▸ **Your goal**: Copy out lines with the word "data" from the material that follows.

▸ **Supplied entries**:
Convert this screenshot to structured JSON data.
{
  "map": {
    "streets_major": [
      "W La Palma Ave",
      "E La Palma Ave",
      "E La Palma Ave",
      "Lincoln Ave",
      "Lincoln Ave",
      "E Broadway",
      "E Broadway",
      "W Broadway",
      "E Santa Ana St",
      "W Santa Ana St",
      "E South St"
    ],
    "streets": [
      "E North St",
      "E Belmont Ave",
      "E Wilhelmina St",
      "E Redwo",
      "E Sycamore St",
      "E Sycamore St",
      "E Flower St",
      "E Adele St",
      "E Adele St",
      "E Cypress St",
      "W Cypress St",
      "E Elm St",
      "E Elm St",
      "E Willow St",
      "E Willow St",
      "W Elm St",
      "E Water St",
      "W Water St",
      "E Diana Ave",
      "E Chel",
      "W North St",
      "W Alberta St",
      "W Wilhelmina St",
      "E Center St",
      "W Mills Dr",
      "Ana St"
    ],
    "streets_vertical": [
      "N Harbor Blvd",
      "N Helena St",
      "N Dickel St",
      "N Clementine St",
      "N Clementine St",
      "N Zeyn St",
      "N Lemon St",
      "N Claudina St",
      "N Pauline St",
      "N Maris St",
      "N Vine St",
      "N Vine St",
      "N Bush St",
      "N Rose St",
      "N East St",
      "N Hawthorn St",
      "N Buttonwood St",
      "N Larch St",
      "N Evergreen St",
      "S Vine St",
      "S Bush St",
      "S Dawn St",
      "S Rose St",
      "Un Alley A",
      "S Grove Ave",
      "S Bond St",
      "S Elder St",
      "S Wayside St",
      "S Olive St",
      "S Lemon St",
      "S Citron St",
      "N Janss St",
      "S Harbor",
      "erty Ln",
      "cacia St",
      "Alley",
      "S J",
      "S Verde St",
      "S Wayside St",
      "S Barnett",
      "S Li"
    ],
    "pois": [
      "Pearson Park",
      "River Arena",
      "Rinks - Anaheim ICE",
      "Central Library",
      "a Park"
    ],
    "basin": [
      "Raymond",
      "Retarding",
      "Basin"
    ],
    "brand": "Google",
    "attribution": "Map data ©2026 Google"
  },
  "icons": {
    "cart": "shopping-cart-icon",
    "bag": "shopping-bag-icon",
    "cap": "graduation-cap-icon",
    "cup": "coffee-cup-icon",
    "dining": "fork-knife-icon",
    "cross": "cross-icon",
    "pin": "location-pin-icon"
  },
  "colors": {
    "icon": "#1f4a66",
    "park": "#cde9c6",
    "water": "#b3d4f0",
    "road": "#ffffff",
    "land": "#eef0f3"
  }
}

▸ **Written response**:
Convert this screenshot to structured JSON data.
    "attribution": "Map data ©2026 Google"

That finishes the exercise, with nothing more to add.